→ What the task asks: Which lines of the entries contain the string "icon"? Please find them and copy them.

(Interface dataset entries)
—————
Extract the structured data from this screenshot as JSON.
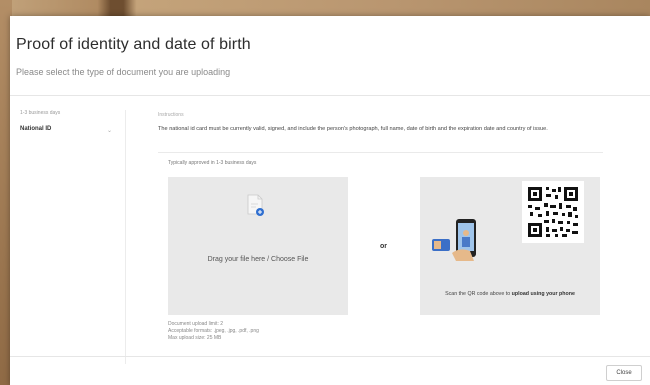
{
  "dialog": {
    "title": "Proof of identity and date of birth",
    "subtitle": "Please select the type of document you are uploading"
  },
  "sidebar": {
    "note": "1-3 business days",
    "items": [
      {
        "label": "National ID",
        "icon": "chevron-down-icon"
      }
    ]
  },
  "instructions": {
    "heading": "Instructions",
    "text": "The national id card must be currently valid, signed, and include the person's photograph, full name, date of birth and the expiration date and country of issue.",
    "typical_note": "Typically approved in 1-3 business days"
  },
  "upload": {
    "drop_label": "Drag your file here / Choose File",
    "or_label": "or",
    "qr_text_prefix": "Scan the QR code above to ",
    "qr_text_strong": "upload using your phone"
  },
  "limits": {
    "line1": "Document upload limit: 2",
    "line2": "Acceptable formats: .jpeg, .jpg, .pdf, .png",
    "line3": "Max upload size: 25 MB"
  },
  "footer": {
    "close_label": "Close"
  },
  "colors": {
    "accent": "#2f6fd0",
    "panel_bg": "#e9e9e9"
  }
}
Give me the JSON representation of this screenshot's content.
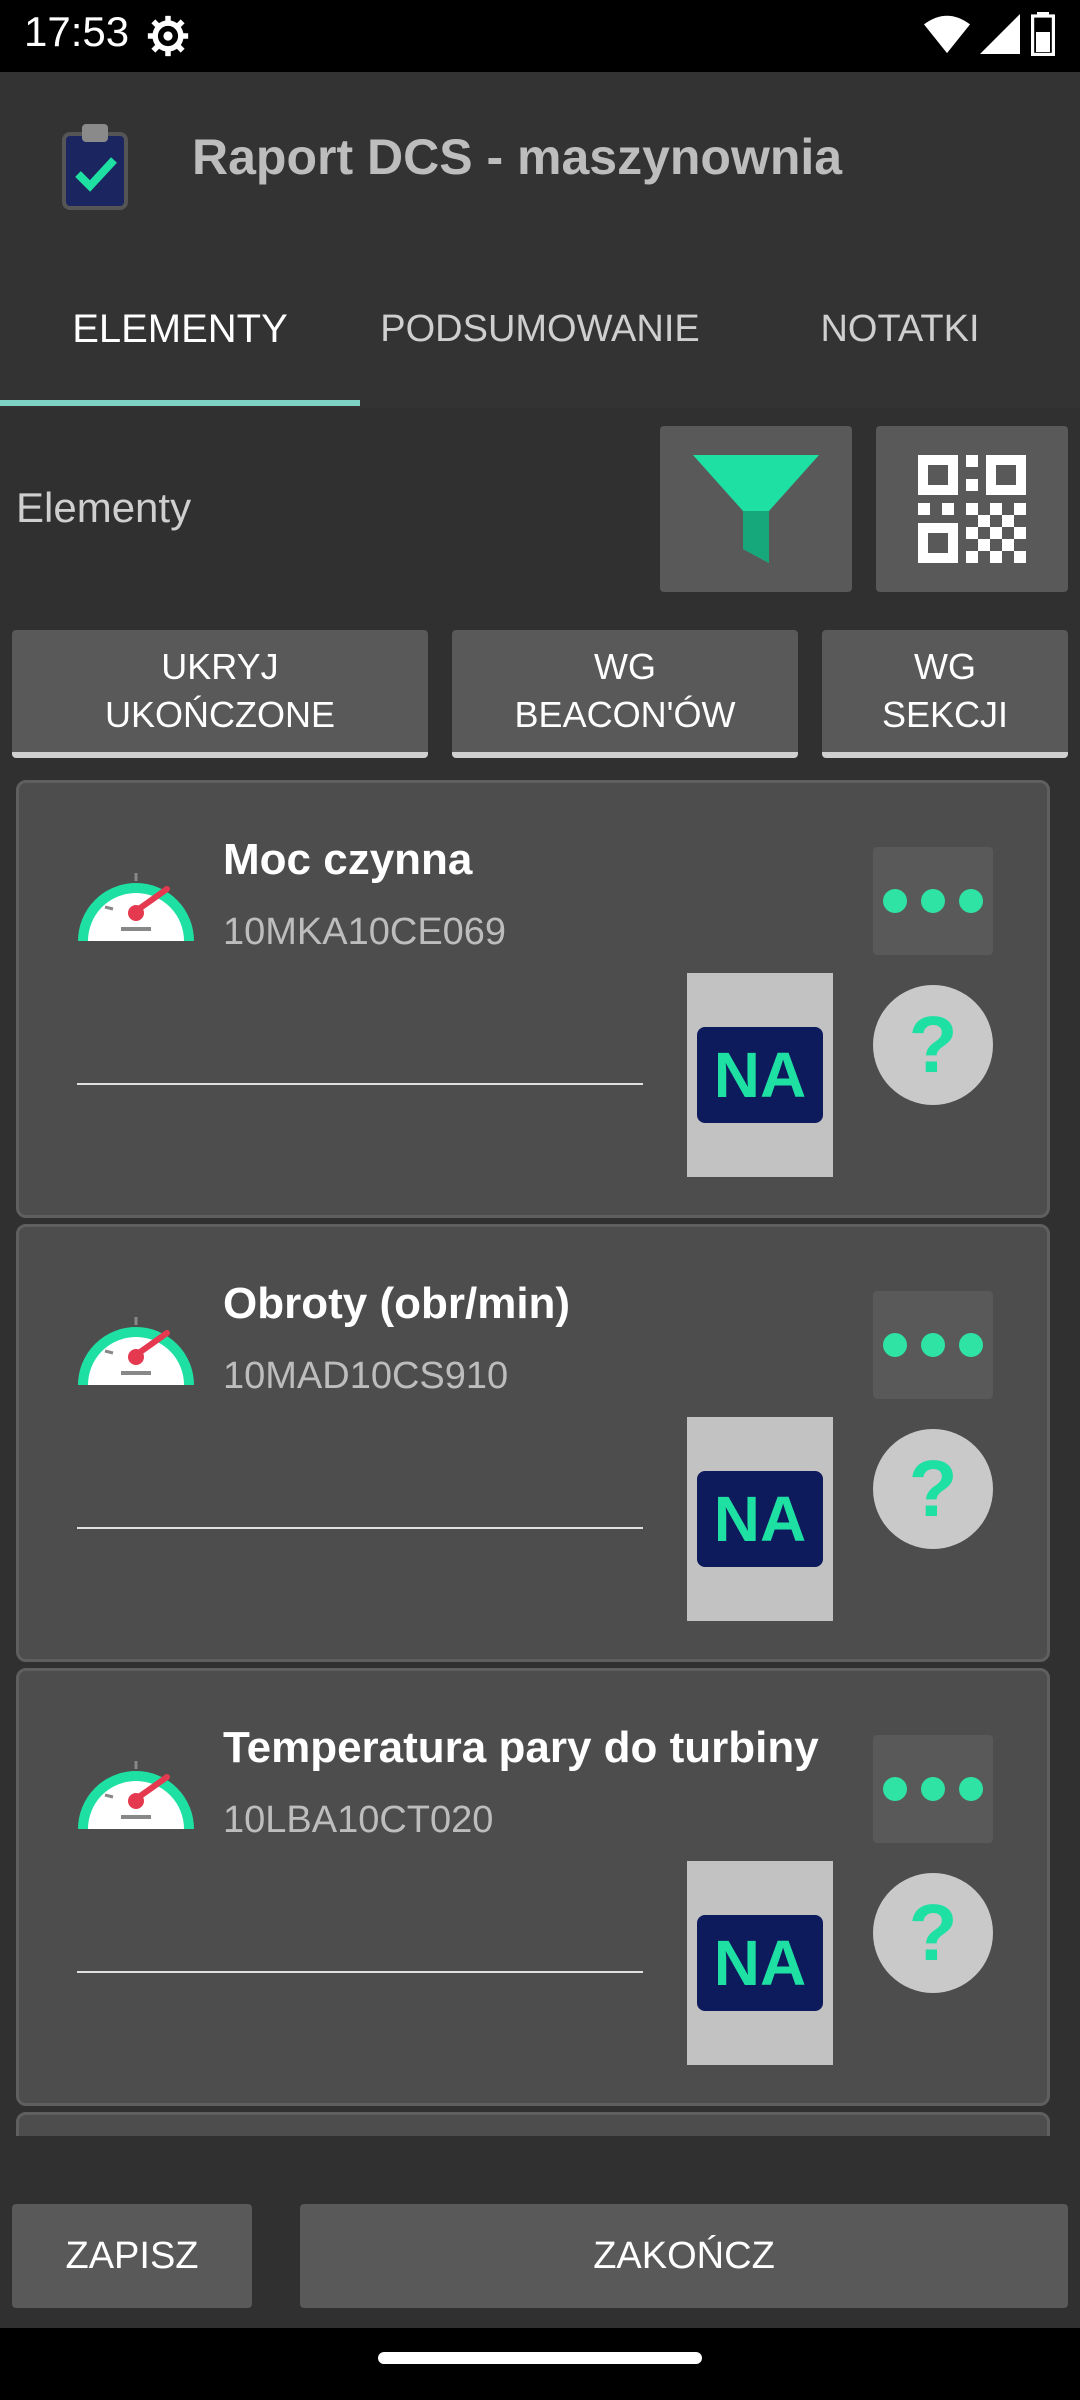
{
  "status_bar": {
    "time": "17:53"
  },
  "app_bar": {
    "title": "Raport DCS - maszynownia"
  },
  "tabs": [
    {
      "label": "ELEMENTY",
      "active": true
    },
    {
      "label": "PODSUMOWANIE",
      "active": false
    },
    {
      "label": "NOTATKI",
      "active": false
    }
  ],
  "filter_section": {
    "label": "Elementy"
  },
  "toggles": [
    {
      "line1": "UKRYJ",
      "line2": "UKOŃCZONE"
    },
    {
      "line1": "WG",
      "line2": "BEACON'ÓW"
    },
    {
      "line1": "WG",
      "line2": "SEKCJI"
    }
  ],
  "items": [
    {
      "title": "Moc czynna",
      "code": "10MKA10CE069",
      "badge": "NA",
      "help": "?"
    },
    {
      "title": "Obroty (obr/min)",
      "code": "10MAD10CS910",
      "badge": "NA",
      "help": "?"
    },
    {
      "title": "Temperatura pary do turbiny",
      "code": "10LBA10CT020",
      "badge": "NA",
      "help": "?"
    }
  ],
  "footer": {
    "save_label": "ZAPISZ",
    "finish_label": "ZAKOŃCZ"
  },
  "colors": {
    "accent": "#1ee0a3",
    "badge_bg": "#0d1a5c",
    "tab_indicator": "#7fd3c5"
  }
}
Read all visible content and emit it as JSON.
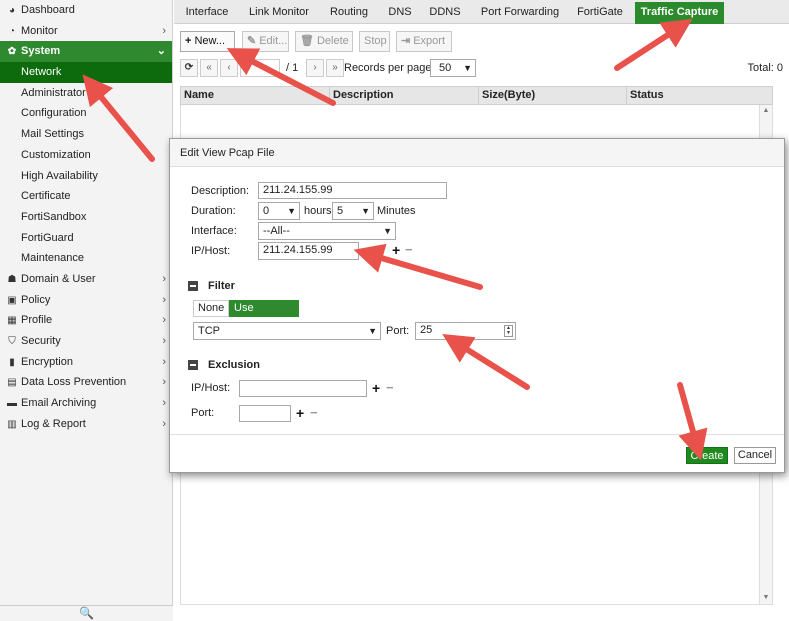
{
  "sidebar": {
    "items": [
      {
        "label": "Dashboard",
        "icon": "dashboard-icon",
        "glyph": "◕",
        "type": "top"
      },
      {
        "label": "Monitor",
        "icon": "monitor-icon",
        "glyph": "◔",
        "type": "top",
        "chevron": "›"
      },
      {
        "label": "System",
        "icon": "gear-icon",
        "glyph": "✿",
        "type": "section",
        "chevron": "⌄"
      },
      {
        "label": "Network",
        "type": "sub",
        "active": true
      },
      {
        "label": "Administrator",
        "type": "sub"
      },
      {
        "label": "Configuration",
        "type": "sub"
      },
      {
        "label": "Mail Settings",
        "type": "sub"
      },
      {
        "label": "Customization",
        "type": "sub"
      },
      {
        "label": "High Availability",
        "type": "sub"
      },
      {
        "label": "Certificate",
        "type": "sub"
      },
      {
        "label": "FortiSandbox",
        "type": "sub"
      },
      {
        "label": "FortiGuard",
        "type": "sub"
      },
      {
        "label": "Maintenance",
        "type": "sub"
      },
      {
        "label": "Domain & User",
        "icon": "user-icon",
        "glyph": "☗",
        "type": "top",
        "chevron": "›"
      },
      {
        "label": "Policy",
        "icon": "policy-icon",
        "glyph": "▣",
        "type": "top",
        "chevron": "›"
      },
      {
        "label": "Profile",
        "icon": "profile-icon",
        "glyph": "▦",
        "type": "top",
        "chevron": "›"
      },
      {
        "label": "Security",
        "icon": "shield-icon",
        "glyph": "⛉",
        "type": "top",
        "chevron": "›"
      },
      {
        "label": "Encryption",
        "icon": "lock-icon",
        "glyph": "▮",
        "type": "top",
        "chevron": "›"
      },
      {
        "label": "Data Loss Prevention",
        "icon": "dlp-icon",
        "glyph": "▤",
        "type": "top",
        "chevron": "›"
      },
      {
        "label": "Email Archiving",
        "icon": "archive-icon",
        "glyph": "▬",
        "type": "top",
        "chevron": "›"
      },
      {
        "label": "Log & Report",
        "icon": "report-icon",
        "glyph": "▥",
        "type": "top",
        "chevron": "›"
      }
    ],
    "search_glyph": "🔍"
  },
  "tabs": [
    {
      "label": "Interface"
    },
    {
      "label": "Link Monitor"
    },
    {
      "label": "Routing"
    },
    {
      "label": "DNS"
    },
    {
      "label": "DDNS"
    },
    {
      "label": "Port Forwarding"
    },
    {
      "label": "FortiGate"
    },
    {
      "label": "Traffic Capture",
      "active": true
    }
  ],
  "toolbar": {
    "new": "New...",
    "new_glyph": "+",
    "edit": "Edit...",
    "edit_glyph": "✎",
    "delete": "Delete",
    "delete_glyph": "🗑",
    "stop": "Stop",
    "export": "Export",
    "export_glyph": "⇥"
  },
  "pager": {
    "refresh_glyph": "⟳",
    "first_glyph": "«",
    "prev_glyph": "‹",
    "next_glyph": "›",
    "last_glyph": "»",
    "page_total": "/ 1",
    "records_per_page_label": "Records per page:",
    "records_per_page": "50",
    "total": "Total: 0"
  },
  "grid": {
    "columns": [
      "Name",
      "Description",
      "Size(Byte)",
      "Status"
    ]
  },
  "dialog": {
    "title": "Edit View Pcap File",
    "description_label": "Description:",
    "description_value": "211.24.155.99",
    "duration_label": "Duration:",
    "duration_hours": "0",
    "hours_label": "hours",
    "duration_minutes": "5",
    "minutes_label": "Minutes",
    "interface_label": "Interface:",
    "interface_value": "--All--",
    "iphost_label": "IP/Host:",
    "iphost_value": "211.24.155.99",
    "filter_title": "Filter",
    "filter_none": "None",
    "filter_use_protocol": "Use protocol",
    "protocol_value": "TCP",
    "port_label": "Port:",
    "port_value": "25",
    "exclusion_title": "Exclusion",
    "excl_iphost_label": "IP/Host:",
    "excl_port_label": "Port:",
    "create": "Create",
    "cancel": "Cancel"
  },
  "colors": {
    "accent_green": "#2f8a2f",
    "annotation_red": "#e8524a"
  }
}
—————
→ Answer to this task:
        "icon": "chevron-down-icon"
        "icon": "dashboard-icon",
        "icon": "monitor-icon",
        "icon": "gear-icon",
        "icon": "user-icon",
        "icon": "policy-icon",
        "icon": "profile-icon",
        "icon": "shield-icon",
        "icon": "lock-icon",
        "icon": "dlp-icon",
        "icon": "archive-icon",
        "icon": "report-icon",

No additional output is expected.